An interesting challenge from Björn Rudberg at the d’Verse Poets Pub came my way yesterday. he offered a line of from Louise Gluck’s poem All Hallows and asked us to write a prose piece of no more than 144 words, incorporating, This is the barrenness of harvest or pestilence.
Halloween always reminds me of an amazing night I spent in a graveyard in a village near Oaxaca, Mexico with a writing group led by Donna Hanelin. The word ‘Halloween’ actually comes from an abbreviation of All Hallows’ Eve. It is the night before the Catholic celebration of All Saints’ Day. Traditionally, the population of the faithful held vigils that evening, in honor of the saints, their own ancestors and the unburied dead. The unburied dead were no small thing in the middle ages when a pestilence like the Black Death could sweep away entire villages, leaving no one behind to bury the bodies. However, like most church holidays, All Hallows’ Eve, All Saints’ Day and All Souls’ Day date back to much more ancient festivals celebrating the harvest and the end of the pagan year. Continuing this lineage, these three days are still celebrated as religious holidays in Mexico, and Central and South America.

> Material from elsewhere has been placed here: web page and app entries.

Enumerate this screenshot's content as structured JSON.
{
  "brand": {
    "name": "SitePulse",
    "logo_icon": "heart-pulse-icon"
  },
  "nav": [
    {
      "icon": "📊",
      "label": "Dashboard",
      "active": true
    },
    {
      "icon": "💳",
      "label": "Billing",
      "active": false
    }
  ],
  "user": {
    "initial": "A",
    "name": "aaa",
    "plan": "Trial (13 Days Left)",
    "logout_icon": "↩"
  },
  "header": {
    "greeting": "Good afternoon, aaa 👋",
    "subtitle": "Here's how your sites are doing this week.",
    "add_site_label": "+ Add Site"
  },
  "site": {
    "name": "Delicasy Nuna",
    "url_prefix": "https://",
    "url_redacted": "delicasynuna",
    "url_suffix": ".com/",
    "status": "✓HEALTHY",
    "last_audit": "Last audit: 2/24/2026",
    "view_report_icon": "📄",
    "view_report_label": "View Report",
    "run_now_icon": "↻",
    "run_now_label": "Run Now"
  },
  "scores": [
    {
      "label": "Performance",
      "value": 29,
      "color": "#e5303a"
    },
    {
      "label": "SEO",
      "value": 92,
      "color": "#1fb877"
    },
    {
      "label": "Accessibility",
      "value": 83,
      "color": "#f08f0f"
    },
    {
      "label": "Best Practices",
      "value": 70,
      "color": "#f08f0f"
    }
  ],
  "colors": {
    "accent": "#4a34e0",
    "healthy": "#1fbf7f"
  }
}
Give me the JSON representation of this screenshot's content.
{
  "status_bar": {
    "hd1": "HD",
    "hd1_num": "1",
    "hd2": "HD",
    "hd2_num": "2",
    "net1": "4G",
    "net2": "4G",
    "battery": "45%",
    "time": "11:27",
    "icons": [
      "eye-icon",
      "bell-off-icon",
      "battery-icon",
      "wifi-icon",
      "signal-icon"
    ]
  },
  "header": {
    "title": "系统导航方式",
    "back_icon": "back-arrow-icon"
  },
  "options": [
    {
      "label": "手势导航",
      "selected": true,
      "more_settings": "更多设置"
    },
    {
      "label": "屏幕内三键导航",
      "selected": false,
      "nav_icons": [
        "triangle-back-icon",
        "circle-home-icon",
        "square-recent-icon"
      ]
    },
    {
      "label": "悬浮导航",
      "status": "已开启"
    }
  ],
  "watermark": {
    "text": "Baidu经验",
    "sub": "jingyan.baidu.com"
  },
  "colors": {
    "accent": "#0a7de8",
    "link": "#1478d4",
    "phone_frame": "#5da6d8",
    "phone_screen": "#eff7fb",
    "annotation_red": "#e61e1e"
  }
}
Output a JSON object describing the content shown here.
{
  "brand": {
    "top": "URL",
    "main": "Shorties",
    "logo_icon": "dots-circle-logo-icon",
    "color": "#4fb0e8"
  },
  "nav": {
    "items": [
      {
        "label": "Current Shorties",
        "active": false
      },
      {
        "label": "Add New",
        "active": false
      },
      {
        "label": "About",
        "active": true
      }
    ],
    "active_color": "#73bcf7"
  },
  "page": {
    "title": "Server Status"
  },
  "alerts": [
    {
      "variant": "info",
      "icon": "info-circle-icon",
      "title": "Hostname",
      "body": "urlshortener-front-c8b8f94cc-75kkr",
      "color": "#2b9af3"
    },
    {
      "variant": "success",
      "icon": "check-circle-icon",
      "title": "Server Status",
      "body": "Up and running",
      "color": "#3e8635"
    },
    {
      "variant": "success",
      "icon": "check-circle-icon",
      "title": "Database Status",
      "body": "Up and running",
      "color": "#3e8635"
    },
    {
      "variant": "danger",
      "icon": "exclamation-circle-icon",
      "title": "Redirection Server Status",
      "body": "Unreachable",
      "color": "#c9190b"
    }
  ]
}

My night in the graveyard was marked by drinking tequila, singing and pitching in to clean family plots and share picnics spread across the graves. No one could have offered greater hospitality than those villagers offered our odd band of gringo poets. Now when Halloween comes around it’s them that I think of first. Naturally, Oaxaca became the setting for my story.